ADRIANA VAREJÃO EXPLORES COLONIALISM THROUGH AESTHETIC SYNCRETISM AT GAGOSIAN NEW YORK
Varejão’s rich and diverse artistic oeuvre embodies the mythic pluralism of Brazilian identity and the fraught social, cultural, and aesthetic interactions that engendered it. Living and working in Rio de Janeiro, she draws upon the potent visual legacy of colonial histories and transnational exchange, creating confluent forms that expose the multivalent nature of memory and representation.
“My work is always in the territory of hybridity. My content forms in terms of decolonizing subjectivities because it deals with countless cultural references—not only from official history, but also from many other hidden or obscured histories that lie at the margins”, states the artist.
In the late 1980s, Varejão began researching azulejos, the glazed terra-cotta tiles of Arab origin that have been the most widely used form of decoration in Portuguese art since the Middle Ages and that were brought to Brazil through colonization and trade. From this, she developed her unique and ever-evolving series of “tile” paintings, made by covering a square canvas with a thick layer of plaster and allowing it to gradually dry to produce a surface with deep fissures resembling ancient crackled porcelain—or geological time itself.

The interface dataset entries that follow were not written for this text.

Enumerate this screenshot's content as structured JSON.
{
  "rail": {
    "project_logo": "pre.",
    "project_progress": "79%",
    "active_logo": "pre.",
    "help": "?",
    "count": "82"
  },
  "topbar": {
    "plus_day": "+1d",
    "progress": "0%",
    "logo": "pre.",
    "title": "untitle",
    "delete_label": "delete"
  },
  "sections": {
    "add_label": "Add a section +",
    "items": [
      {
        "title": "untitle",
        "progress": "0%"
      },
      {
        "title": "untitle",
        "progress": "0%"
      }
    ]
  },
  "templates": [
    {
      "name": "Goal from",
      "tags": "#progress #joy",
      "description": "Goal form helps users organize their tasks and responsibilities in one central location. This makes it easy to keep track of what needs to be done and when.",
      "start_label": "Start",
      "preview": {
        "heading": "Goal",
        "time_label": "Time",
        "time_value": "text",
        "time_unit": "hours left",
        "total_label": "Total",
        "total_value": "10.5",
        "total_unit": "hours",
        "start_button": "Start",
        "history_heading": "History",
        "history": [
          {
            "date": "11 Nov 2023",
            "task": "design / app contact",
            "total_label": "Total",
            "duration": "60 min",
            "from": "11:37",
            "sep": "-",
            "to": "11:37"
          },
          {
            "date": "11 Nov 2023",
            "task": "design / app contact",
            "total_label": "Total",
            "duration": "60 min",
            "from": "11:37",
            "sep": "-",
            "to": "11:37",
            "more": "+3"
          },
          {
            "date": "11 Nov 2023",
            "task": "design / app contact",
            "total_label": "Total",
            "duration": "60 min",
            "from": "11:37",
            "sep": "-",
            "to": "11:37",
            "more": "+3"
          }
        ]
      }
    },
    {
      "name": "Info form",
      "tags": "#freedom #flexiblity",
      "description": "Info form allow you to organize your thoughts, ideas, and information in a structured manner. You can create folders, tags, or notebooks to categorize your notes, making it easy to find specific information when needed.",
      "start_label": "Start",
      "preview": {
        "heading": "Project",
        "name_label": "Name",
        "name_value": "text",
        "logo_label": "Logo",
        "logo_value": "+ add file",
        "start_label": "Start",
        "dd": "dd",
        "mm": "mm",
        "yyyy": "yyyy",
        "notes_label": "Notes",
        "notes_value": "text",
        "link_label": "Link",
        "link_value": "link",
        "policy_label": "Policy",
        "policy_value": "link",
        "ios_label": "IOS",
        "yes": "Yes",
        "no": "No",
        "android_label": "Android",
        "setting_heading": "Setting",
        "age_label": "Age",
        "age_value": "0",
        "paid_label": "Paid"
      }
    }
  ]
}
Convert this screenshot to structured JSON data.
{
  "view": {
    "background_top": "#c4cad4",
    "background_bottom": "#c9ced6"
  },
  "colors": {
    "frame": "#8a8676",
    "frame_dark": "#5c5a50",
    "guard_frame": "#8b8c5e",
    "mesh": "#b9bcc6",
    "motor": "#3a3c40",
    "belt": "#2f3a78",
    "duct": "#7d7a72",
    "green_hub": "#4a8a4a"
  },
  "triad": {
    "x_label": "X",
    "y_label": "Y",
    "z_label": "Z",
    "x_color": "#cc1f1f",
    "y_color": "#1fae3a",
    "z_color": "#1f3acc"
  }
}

Varejão’s most recent tile paintings explore the culture of Talavera poblana, the Mexican ceramic tradition originating in Spain that, like the azulejo, draws on diverse sources—in this case, indigenous, Hispanic, Italian, and Chinese. A photograph of a wall of Talavera tiles taken by Varejão in Mexico in the mid 90-s formed the basis for the painting Parede Mexicana (1999); twenty years later, this painting has become the indexical reference for an entire new series where the key motifs of individual tiles are adapted and enlarged to seventy-inch square canvases.
In Varejão’s transformative process, these motifs shift into crisp geometries with a bold and decisive use of color, invoking the dynamic designs of Brazil’s leading modernists, from Oscar Niemeyer to Athos Bulcão, while suggesting affinities with twentieth-century innovators, such as Josef Albers and Ellsworth Kelly. Varejão revels in these unexpected artistic crossroads; by interweaving time, culture, and place, she initiates dialogue between aesthetic systems once segregated by dominant master narratives, and in so doing raises provocative questions about the lives of forms in art.
The paintings surround three new Meat Ruins (2020–21), towering columns that simulate fragments of Talavera-tiled walls and architectural elements. While their exposed cross-sections speak to the radical “anarchitecture” of Gordon Matta-Clark, Varejão replaces the lathes and plaster of built structures with roiling masses of painted viscera to simulate the veined marble and corporeal drama of the Baroque. In their eroticism and theatricalized reinvention of space and place, the Meat Ruins embody the violence that has shaped Latin American history, while evoking the spirit of antropofagia that transfigured the social taboo of cannibalism into a process of cultural absorption in the modern period. In a pointed reference to her own country in its current state of political and ecological turmoil and degradation, Varejão has titled one of the sculptures Ruína Brasilis (Brasilian Ruin), painting its surface in tiles of national colors.
Adriana Varejão was born in Rio de Janeiro. She attended the Escola de Artes Visuais do Parque Lage from 1983 to 1985. In 1986 she began to experiment with the medium of oil painting, reimagining in thick impasto the ornate Baroque frescoes and religious relics of the eighteenth-century churches in Ouro Preto, Minas Gerais, Brazil.
In 1992, Varejão spent three months traveling in China, where she studied Song dynasty (960–1279 CE) ceramics and classical Chinese landscape painting. From that journey, she began to consider how Eurocentric narratives distort or even erase the histories of various artistic methods and motifs. In recent years, Varejão has developed a confluent interest in the culture of pre-Hispanic, colonial, and modern Mexico. In January 2017, she visited Puebla as a guest of the Museo Amparo to study local talavera and cholula polychrome pottery. Her subsequent engagement with talavera, whose heterogeneous cultural sources parallel those of the Brazilian Baroque impulse that has guided her artistic inspiration thus far, has catalyzed a new direction in her paintings in which the clean shapes and bright hues of hard-edge abstraction are brought into dialogue with pre-Hispanic artisanal forbears. Through this conscious interweaving of time, culture, and place, Varejão draws attention to the parallels between aesthetic systems previously separated by dominant master narratives and raises vital questions about the life of forms in art.